++++ Dataset entries

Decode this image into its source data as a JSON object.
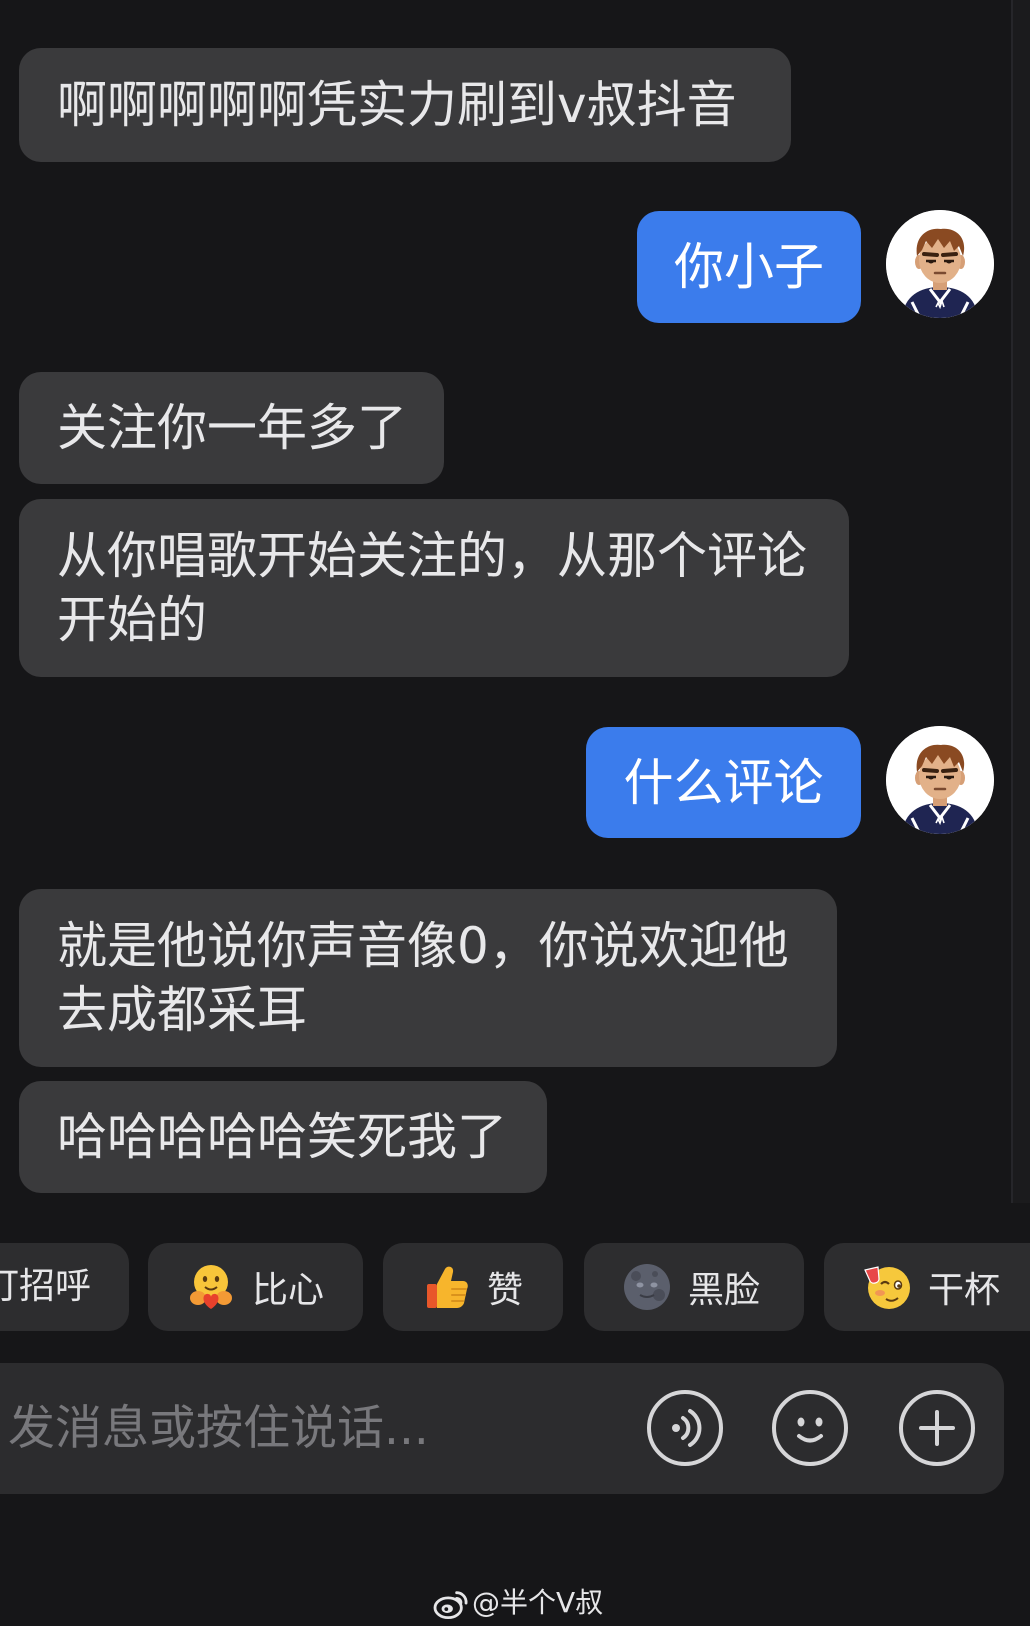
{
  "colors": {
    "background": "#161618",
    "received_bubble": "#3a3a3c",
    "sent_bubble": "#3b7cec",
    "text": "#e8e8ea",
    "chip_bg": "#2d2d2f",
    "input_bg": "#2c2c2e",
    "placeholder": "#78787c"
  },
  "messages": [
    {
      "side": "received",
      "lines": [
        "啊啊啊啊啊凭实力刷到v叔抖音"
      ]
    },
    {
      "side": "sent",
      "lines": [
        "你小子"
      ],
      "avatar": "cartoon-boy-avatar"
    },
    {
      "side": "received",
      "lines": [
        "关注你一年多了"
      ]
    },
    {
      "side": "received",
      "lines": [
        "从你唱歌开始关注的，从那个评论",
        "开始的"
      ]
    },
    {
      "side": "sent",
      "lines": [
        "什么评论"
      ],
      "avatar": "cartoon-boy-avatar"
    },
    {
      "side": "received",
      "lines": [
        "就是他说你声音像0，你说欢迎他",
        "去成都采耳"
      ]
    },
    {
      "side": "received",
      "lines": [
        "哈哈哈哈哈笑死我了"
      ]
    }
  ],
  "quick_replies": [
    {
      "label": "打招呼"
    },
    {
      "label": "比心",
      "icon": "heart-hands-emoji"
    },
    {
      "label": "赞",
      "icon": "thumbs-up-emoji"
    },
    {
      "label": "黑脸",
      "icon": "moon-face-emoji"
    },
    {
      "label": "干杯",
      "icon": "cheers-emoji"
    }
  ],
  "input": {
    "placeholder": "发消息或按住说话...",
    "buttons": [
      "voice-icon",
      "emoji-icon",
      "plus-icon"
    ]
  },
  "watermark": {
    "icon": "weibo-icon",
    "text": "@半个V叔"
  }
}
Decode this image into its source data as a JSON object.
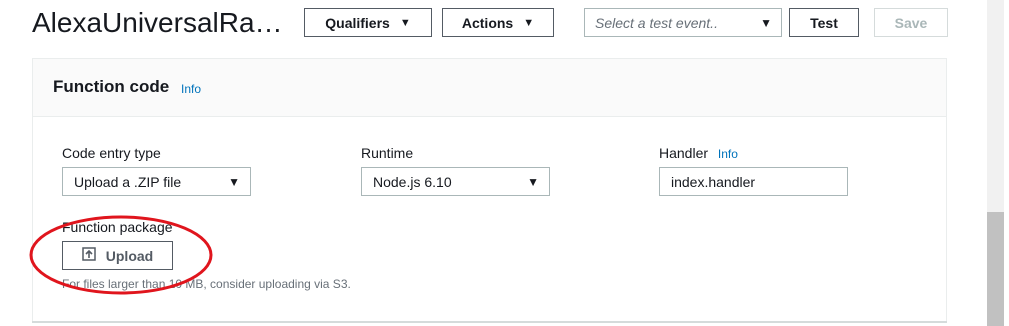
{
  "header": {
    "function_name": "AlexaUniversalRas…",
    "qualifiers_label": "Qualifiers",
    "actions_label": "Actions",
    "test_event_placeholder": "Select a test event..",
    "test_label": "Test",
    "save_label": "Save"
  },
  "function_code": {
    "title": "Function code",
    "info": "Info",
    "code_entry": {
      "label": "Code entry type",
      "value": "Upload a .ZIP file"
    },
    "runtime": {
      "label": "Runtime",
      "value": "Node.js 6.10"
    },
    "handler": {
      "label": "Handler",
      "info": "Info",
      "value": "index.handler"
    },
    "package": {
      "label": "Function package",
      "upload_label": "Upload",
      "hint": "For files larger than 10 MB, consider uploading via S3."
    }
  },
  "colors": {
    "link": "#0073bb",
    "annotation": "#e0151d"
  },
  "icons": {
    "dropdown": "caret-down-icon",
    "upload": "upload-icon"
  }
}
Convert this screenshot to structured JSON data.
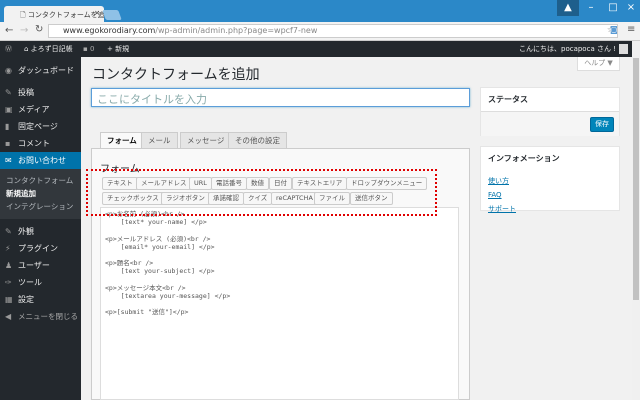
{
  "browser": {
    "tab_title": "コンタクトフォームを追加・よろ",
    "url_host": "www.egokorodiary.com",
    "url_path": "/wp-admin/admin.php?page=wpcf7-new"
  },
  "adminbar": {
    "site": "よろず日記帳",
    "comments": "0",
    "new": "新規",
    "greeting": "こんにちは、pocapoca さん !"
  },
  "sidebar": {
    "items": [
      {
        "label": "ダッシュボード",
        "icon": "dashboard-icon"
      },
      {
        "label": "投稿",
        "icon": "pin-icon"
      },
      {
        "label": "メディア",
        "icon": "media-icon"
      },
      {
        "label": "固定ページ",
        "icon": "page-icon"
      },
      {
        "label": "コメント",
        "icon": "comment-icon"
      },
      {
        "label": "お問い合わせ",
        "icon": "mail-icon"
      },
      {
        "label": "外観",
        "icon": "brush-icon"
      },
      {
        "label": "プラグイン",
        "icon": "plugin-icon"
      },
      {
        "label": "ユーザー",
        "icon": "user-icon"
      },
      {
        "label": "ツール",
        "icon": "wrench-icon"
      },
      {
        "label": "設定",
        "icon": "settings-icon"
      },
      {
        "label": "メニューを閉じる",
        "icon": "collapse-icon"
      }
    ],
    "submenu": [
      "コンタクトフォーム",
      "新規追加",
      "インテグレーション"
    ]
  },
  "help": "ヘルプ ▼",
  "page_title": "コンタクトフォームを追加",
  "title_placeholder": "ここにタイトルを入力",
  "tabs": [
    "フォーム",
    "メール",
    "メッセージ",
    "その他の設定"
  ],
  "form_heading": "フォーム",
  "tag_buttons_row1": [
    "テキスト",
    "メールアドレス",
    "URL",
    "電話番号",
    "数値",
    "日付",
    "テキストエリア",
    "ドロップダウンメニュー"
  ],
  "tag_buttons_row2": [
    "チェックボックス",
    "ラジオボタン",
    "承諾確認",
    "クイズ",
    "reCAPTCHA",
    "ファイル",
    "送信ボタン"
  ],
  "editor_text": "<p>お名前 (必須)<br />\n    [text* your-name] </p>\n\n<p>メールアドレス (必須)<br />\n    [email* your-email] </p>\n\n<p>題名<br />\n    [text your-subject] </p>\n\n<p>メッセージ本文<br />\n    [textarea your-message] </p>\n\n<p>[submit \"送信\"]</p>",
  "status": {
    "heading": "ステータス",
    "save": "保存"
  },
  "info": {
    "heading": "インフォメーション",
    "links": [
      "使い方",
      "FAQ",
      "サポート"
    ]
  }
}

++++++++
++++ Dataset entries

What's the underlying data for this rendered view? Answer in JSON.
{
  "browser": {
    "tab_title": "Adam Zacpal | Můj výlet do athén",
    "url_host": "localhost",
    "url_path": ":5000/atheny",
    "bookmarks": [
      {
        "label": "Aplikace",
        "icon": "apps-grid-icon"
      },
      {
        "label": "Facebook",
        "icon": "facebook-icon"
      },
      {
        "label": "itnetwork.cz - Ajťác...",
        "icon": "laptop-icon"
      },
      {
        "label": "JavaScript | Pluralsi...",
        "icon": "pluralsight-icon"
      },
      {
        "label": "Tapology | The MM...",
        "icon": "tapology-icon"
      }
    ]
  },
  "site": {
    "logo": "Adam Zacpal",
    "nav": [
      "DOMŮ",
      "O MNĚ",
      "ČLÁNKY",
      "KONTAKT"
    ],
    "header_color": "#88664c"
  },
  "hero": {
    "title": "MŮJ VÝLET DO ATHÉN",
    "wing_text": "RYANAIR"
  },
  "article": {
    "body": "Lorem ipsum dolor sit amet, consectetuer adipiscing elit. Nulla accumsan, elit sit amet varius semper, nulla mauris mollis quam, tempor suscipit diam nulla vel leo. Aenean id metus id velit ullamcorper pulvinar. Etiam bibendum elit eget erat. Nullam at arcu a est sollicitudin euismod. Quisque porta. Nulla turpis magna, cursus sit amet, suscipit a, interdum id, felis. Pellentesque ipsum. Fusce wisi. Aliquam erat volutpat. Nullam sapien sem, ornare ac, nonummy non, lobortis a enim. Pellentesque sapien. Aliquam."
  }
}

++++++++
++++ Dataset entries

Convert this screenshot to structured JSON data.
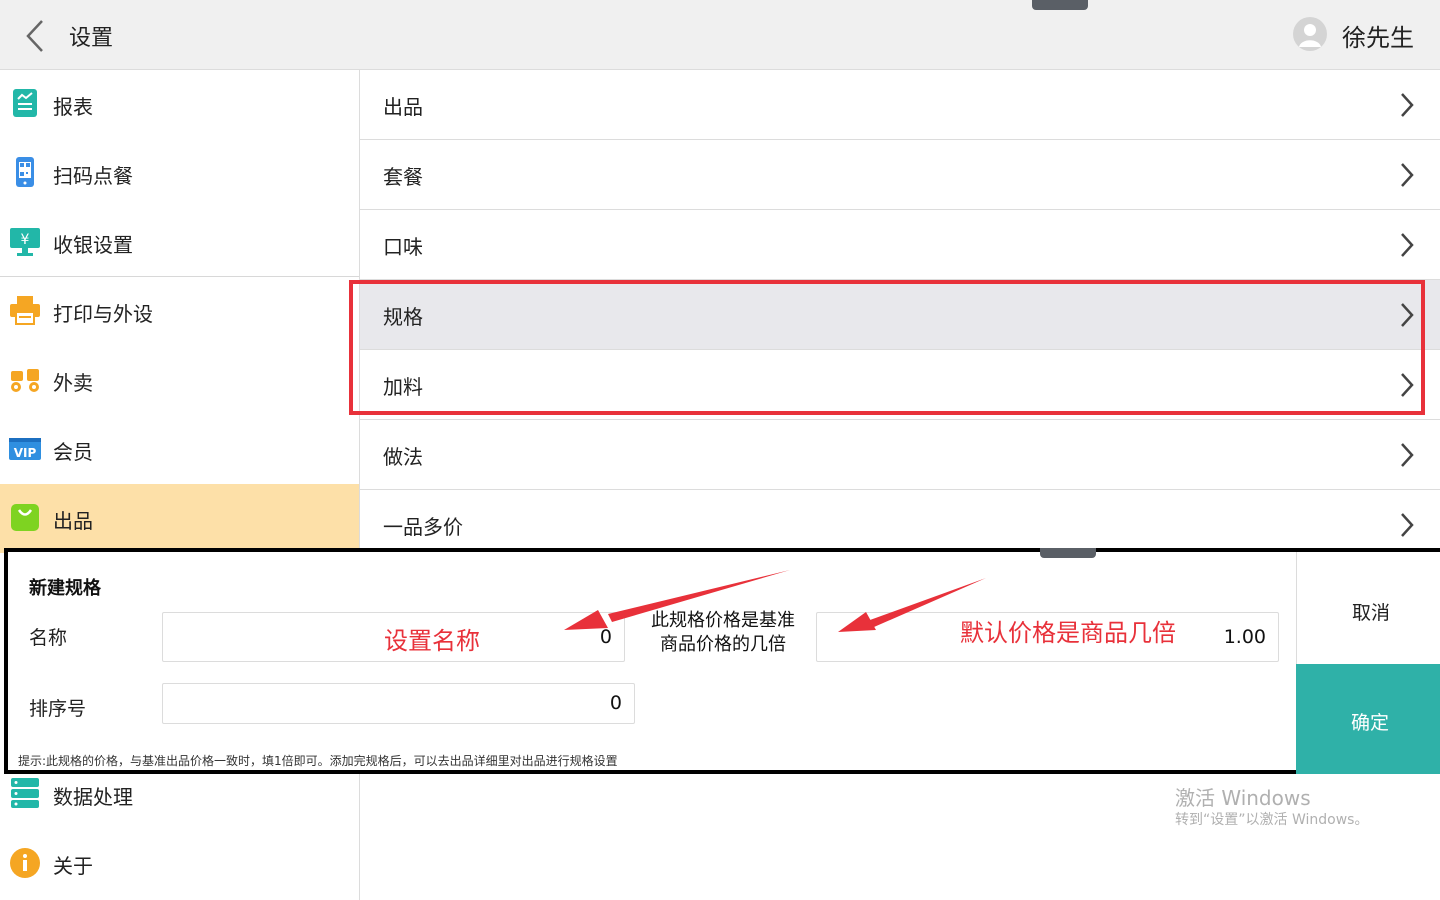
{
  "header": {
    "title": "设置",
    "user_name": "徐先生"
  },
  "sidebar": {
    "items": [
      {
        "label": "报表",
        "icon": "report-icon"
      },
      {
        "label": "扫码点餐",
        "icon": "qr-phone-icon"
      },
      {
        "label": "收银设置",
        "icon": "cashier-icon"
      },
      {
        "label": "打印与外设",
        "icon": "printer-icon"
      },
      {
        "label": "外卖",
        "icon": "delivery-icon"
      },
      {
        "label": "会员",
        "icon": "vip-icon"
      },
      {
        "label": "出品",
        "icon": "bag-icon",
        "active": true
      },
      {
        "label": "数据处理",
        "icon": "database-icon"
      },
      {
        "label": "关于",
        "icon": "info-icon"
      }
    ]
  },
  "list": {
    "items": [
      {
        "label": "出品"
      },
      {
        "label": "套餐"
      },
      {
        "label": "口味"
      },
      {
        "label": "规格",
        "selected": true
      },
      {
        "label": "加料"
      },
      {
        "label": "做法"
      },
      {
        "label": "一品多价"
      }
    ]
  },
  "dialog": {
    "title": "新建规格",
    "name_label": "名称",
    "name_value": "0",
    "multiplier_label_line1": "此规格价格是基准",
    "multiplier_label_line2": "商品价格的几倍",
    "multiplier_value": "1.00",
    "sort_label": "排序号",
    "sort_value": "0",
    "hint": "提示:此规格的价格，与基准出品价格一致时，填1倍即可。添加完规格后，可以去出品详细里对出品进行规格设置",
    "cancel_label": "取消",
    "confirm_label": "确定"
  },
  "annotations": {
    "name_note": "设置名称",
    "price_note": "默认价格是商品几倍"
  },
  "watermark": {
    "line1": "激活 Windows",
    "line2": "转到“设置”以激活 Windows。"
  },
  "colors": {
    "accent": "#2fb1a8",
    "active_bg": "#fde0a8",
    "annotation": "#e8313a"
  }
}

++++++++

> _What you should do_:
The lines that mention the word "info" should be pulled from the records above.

> _Solution_:
    "info": "Info",
      "info": "Info",
  "info": {
        "icon": "info-icon"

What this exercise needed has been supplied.